What the exercise asks
Where a line of the data below has the string "size", copy that line.

Data section Block Start

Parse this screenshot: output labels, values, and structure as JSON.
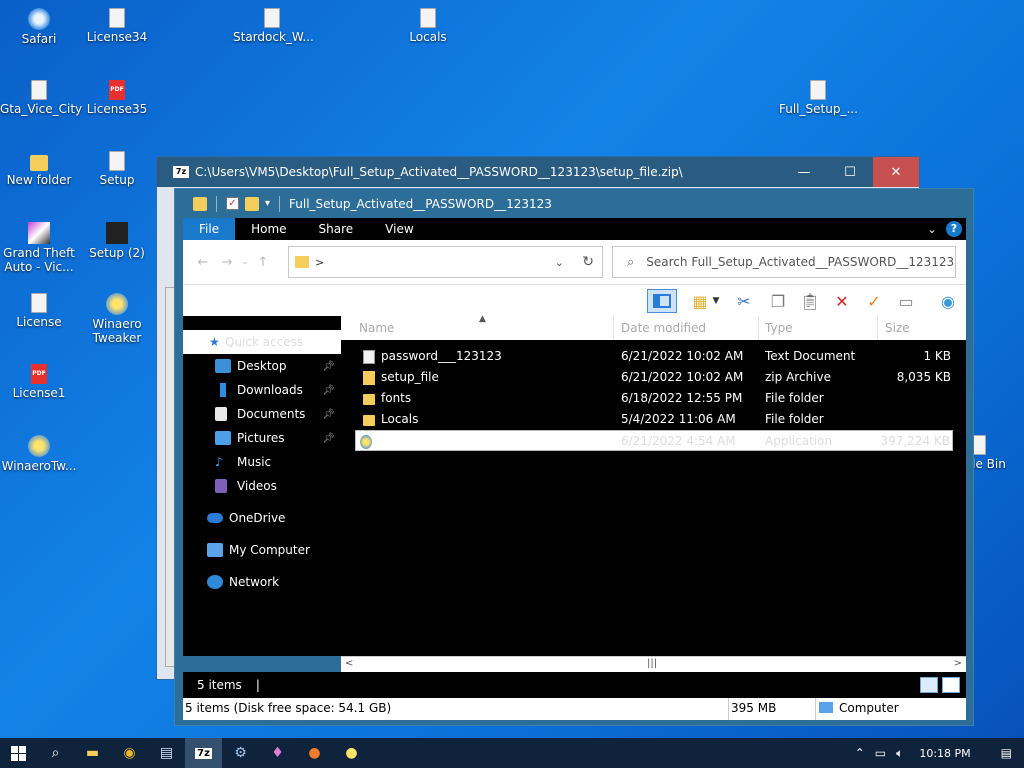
{
  "desktop": {
    "icons": [
      {
        "label": "Safari"
      },
      {
        "label": "License34"
      },
      {
        "label": "Stardock_W..."
      },
      {
        "label": "Locals"
      },
      {
        "label": "Gta_Vice_City"
      },
      {
        "label": "License35"
      },
      {
        "label": "Full_Setup_..."
      },
      {
        "label": "New folder"
      },
      {
        "label": "Setup"
      },
      {
        "label": "Grand Theft Auto - Vic..."
      },
      {
        "label": "Setup (2)"
      },
      {
        "label": "License"
      },
      {
        "label": "Winaero Tweaker"
      },
      {
        "label": "License1"
      },
      {
        "label": "WinaeroTw..."
      },
      {
        "label": "le Bin"
      }
    ],
    "pdf_badge": "PDF"
  },
  "sevenzip": {
    "title": "C:\\Users\\VM5\\Desktop\\Full_Setup_Activated__PASSWORD__123123\\setup_file.zip\\",
    "app_badge": "7z",
    "minimize": "—",
    "maximize": "☐",
    "close": "✕"
  },
  "explorer": {
    "title": "Full_Setup_Activated__PASSWORD__123123",
    "ribbon": {
      "file": "File",
      "home": "Home",
      "share": "Share",
      "view": "View",
      "help": "?"
    },
    "address": {
      "chevron": ">",
      "search_placeholder": "Search Full_Setup_Activated__PASSWORD__123123"
    },
    "nav": {
      "quick_access": "Quick access",
      "items": [
        {
          "label": "Desktop",
          "pinned": true
        },
        {
          "label": "Downloads",
          "pinned": true
        },
        {
          "label": "Documents",
          "pinned": true
        },
        {
          "label": "Pictures",
          "pinned": true
        },
        {
          "label": "Music"
        },
        {
          "label": "Videos"
        },
        {
          "label": "OneDrive"
        },
        {
          "label": "My Computer"
        },
        {
          "label": "Network"
        }
      ]
    },
    "columns": {
      "name": "Name",
      "date": "Date modified",
      "type": "Type",
      "size": "Size"
    },
    "files": [
      {
        "name": "password___123123",
        "date": "6/21/2022 10:02 AM",
        "type": "Text Document",
        "size": "1 KB"
      },
      {
        "name": "setup_file",
        "date": "6/21/2022 10:02 AM",
        "type": "zip Archive",
        "size": "8,035 KB"
      },
      {
        "name": "fonts",
        "date": "6/18/2022 12:55 PM",
        "type": "File folder",
        "size": ""
      },
      {
        "name": "Locals",
        "date": "5/4/2022 11:06 AM",
        "type": "File folder",
        "size": ""
      },
      {
        "name": "",
        "date": "6/21/2022 4:54 AM",
        "type": "Application",
        "size": "397,224 KB"
      }
    ],
    "status": {
      "items": "5 items",
      "caret": "|",
      "details": "5 items (Disk free space: 54.1 GB)",
      "size": "395 MB",
      "location": "Computer"
    }
  },
  "taskbar": {
    "clock": "10:18 PM"
  }
}
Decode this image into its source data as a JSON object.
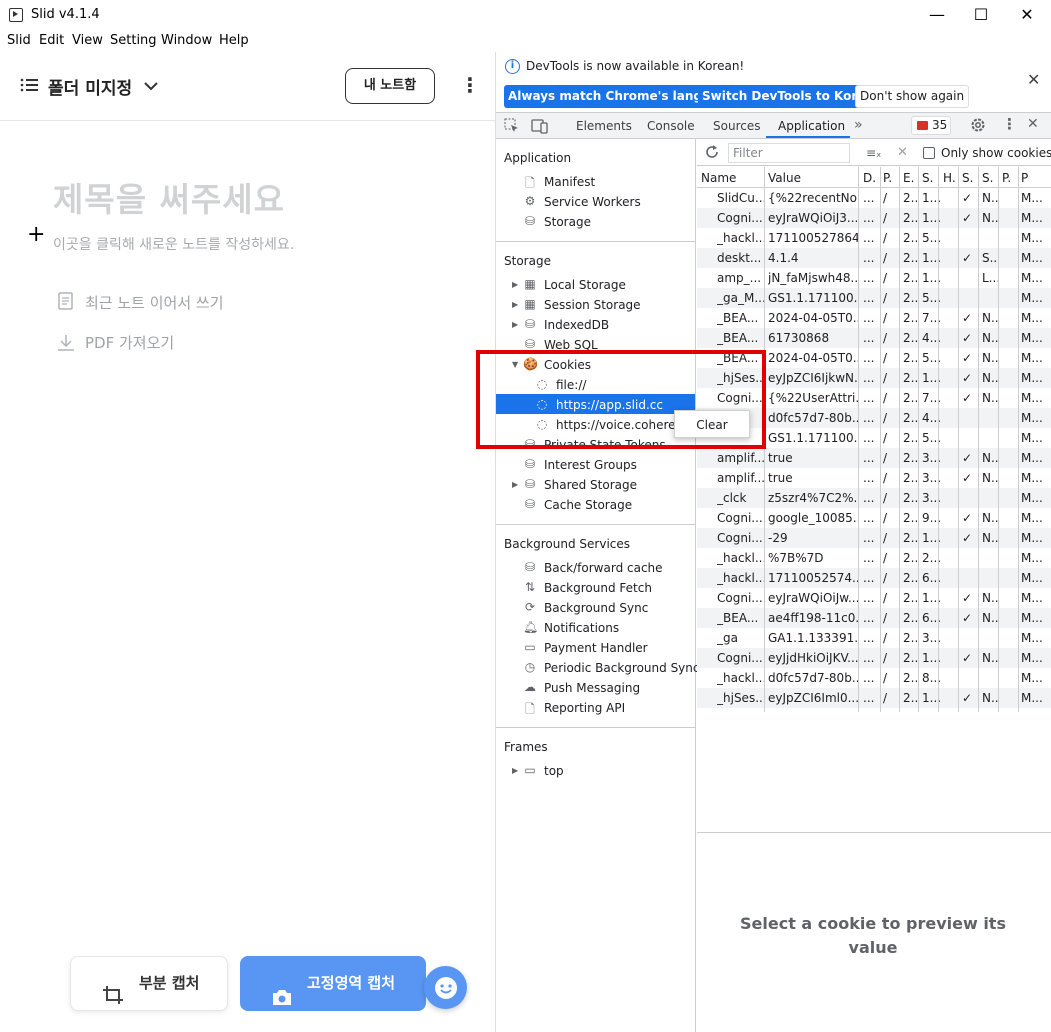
{
  "window": {
    "title": "Slid v4.1.4",
    "minimize": "—",
    "maximize": "☐",
    "close": "✕"
  },
  "menu": [
    "Slid",
    "Edit",
    "View",
    "Setting",
    "Window",
    "Help"
  ],
  "left": {
    "folder": "폴더 미지정",
    "my_notes": "내 노트함",
    "placeholder_title": "제목을 써주세요",
    "placeholder_hint": "이곳을 클릭해 새로운 노트를 작성하세요.",
    "continue_recent": "최근 노트 이어서 쓰기",
    "import_pdf": "PDF 가져오기",
    "partial_capture": "부분 캡처",
    "fixed_capture": "고정영역 캡처"
  },
  "devtools": {
    "info_text": "DevTools is now available in Korean!",
    "btn_match": "Always match Chrome's language",
    "btn_switch": "Switch DevTools to Korean",
    "btn_dont": "Don't show again",
    "tabs": [
      "Elements",
      "Console",
      "Sources",
      "Application"
    ],
    "active_tab": "Application",
    "error_count": "35",
    "filter_placeholder": "Filter",
    "only_show_cookies": "Only show cookies w",
    "sidebar": {
      "application_head": "Application",
      "application_items": [
        "Manifest",
        "Service Workers",
        "Storage"
      ],
      "storage_head": "Storage",
      "storage_items": [
        "Local Storage",
        "Session Storage",
        "IndexedDB",
        "Web SQL",
        "Cookies",
        "file://",
        "https://app.slid.cc",
        "https://voice.cohere.sc",
        "Private State Tokens",
        "Interest Groups",
        "Shared Storage",
        "Cache Storage"
      ],
      "background_head": "Background Services",
      "background_items": [
        "Back/forward cache",
        "Background Fetch",
        "Background Sync",
        "Notifications",
        "Payment Handler",
        "Periodic Background Sync",
        "Push Messaging",
        "Reporting API"
      ],
      "frames_head": "Frames",
      "frames_items": [
        "top"
      ]
    },
    "context_menu": "Clear",
    "columns": [
      "Name",
      "Value",
      "D.",
      "P.",
      "E.",
      "S.",
      "H.",
      "S.",
      "S.",
      "P.",
      "P"
    ],
    "rows": [
      [
        "SlidCu...",
        "{%22recentNo...",
        "...",
        "/",
        "2...",
        "1...",
        "",
        "✓",
        "N...",
        "",
        "M..."
      ],
      [
        "Cogni...",
        "eyJraWQiOiJ3...",
        "...",
        "/",
        "2...",
        "1...",
        "",
        "✓",
        "N...",
        "",
        "M..."
      ],
      [
        "_hackl...",
        "1711005278645",
        "...",
        "/",
        "2...",
        "5...",
        "",
        "",
        "",
        "",
        "M..."
      ],
      [
        "deskt...",
        "4.1.4",
        "...",
        "/",
        "2...",
        "1...",
        "",
        "✓",
        "S...",
        "",
        "M..."
      ],
      [
        "amp_...",
        "jN_faMjswh48...",
        "...",
        "/",
        "2...",
        "1...",
        "",
        "",
        "L...",
        "",
        "M..."
      ],
      [
        "_ga_M...",
        "GS1.1.171100...",
        "...",
        "/",
        "2...",
        "5...",
        "",
        "",
        "",
        "",
        "M..."
      ],
      [
        "_BEA...",
        "2024-04-05T0...",
        "...",
        "/",
        "2...",
        "7...",
        "",
        "✓",
        "N...",
        "",
        "M..."
      ],
      [
        "_BEA...",
        "61730868",
        "...",
        "/",
        "2...",
        "4...",
        "",
        "✓",
        "N...",
        "",
        "M..."
      ],
      [
        "_BEA...",
        "2024-04-05T0...",
        "...",
        "/",
        "2...",
        "5...",
        "",
        "✓",
        "N...",
        "",
        "M..."
      ],
      [
        "_hjSes...",
        "eyJpZCI6IjkwN...",
        "...",
        "/",
        "2...",
        "1...",
        "",
        "✓",
        "N...",
        "",
        "M..."
      ],
      [
        "Cogni...",
        "{%22UserAttri...",
        "...",
        "/",
        "2...",
        "7...",
        "",
        "✓",
        "N...",
        "",
        "M..."
      ],
      [
        "",
        "d0fc57d7-80b...",
        "...",
        "/",
        "2...",
        "4...",
        "",
        "",
        "",
        "",
        "M..."
      ],
      [
        "",
        "GS1.1.171100...",
        "...",
        "/",
        "2...",
        "5...",
        "",
        "",
        "",
        "",
        "M..."
      ],
      [
        "amplif...",
        "true",
        "...",
        "/",
        "2...",
        "3...",
        "",
        "✓",
        "N...",
        "",
        "M..."
      ],
      [
        "amplif...",
        "true",
        "...",
        "/",
        "2...",
        "3...",
        "",
        "✓",
        "N...",
        "",
        "M..."
      ],
      [
        "_clck",
        "z5szr4%7C2%...",
        "...",
        "/",
        "2...",
        "3...",
        "",
        "",
        "",
        "",
        "M..."
      ],
      [
        "Cogni...",
        "google_10085...",
        "...",
        "/",
        "2...",
        "9...",
        "",
        "✓",
        "N...",
        "",
        "M..."
      ],
      [
        "Cogni...",
        "-29",
        "...",
        "/",
        "2...",
        "1...",
        "",
        "✓",
        "N...",
        "",
        "M..."
      ],
      [
        "_hackl...",
        "%7B%7D",
        "...",
        "/",
        "2...",
        "2...",
        "",
        "",
        "",
        "",
        "M..."
      ],
      [
        "_hackl...",
        "17110052574...",
        "...",
        "/",
        "2...",
        "6...",
        "",
        "",
        "",
        "",
        "M..."
      ],
      [
        "Cogni...",
        "eyJraWQiOiJw...",
        "...",
        "/",
        "2...",
        "1...",
        "",
        "✓",
        "N...",
        "",
        "M..."
      ],
      [
        "_BEA...",
        "ae4ff198-11c0...",
        "...",
        "/",
        "2...",
        "6...",
        "",
        "✓",
        "N...",
        "",
        "M..."
      ],
      [
        "_ga",
        "GA1.1.133391...",
        "...",
        "/",
        "2...",
        "3...",
        "",
        "",
        "",
        "",
        "M..."
      ],
      [
        "Cogni...",
        "eyJjdHkiOiJKV...",
        "...",
        "/",
        "2...",
        "1...",
        "",
        "✓",
        "N...",
        "",
        "M..."
      ],
      [
        "_hackl...",
        "d0fc57d7-80b...",
        "...",
        "/",
        "2...",
        "8...",
        "",
        "",
        "",
        "",
        "M..."
      ],
      [
        "_hjSes...",
        "eyJpZCI6Iml0...",
        "...",
        "/",
        "2...",
        "1...",
        "",
        "✓",
        "N...",
        "",
        "M..."
      ]
    ],
    "preview_text": "Select a cookie to preview its value"
  }
}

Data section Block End

Result below
      "size": "Size"
        "size": "1 KB"
        "size": "8,035 KB"
        "size": ""
        "size": ""
        "size": "397,224 KB"
      "size": "395 MB",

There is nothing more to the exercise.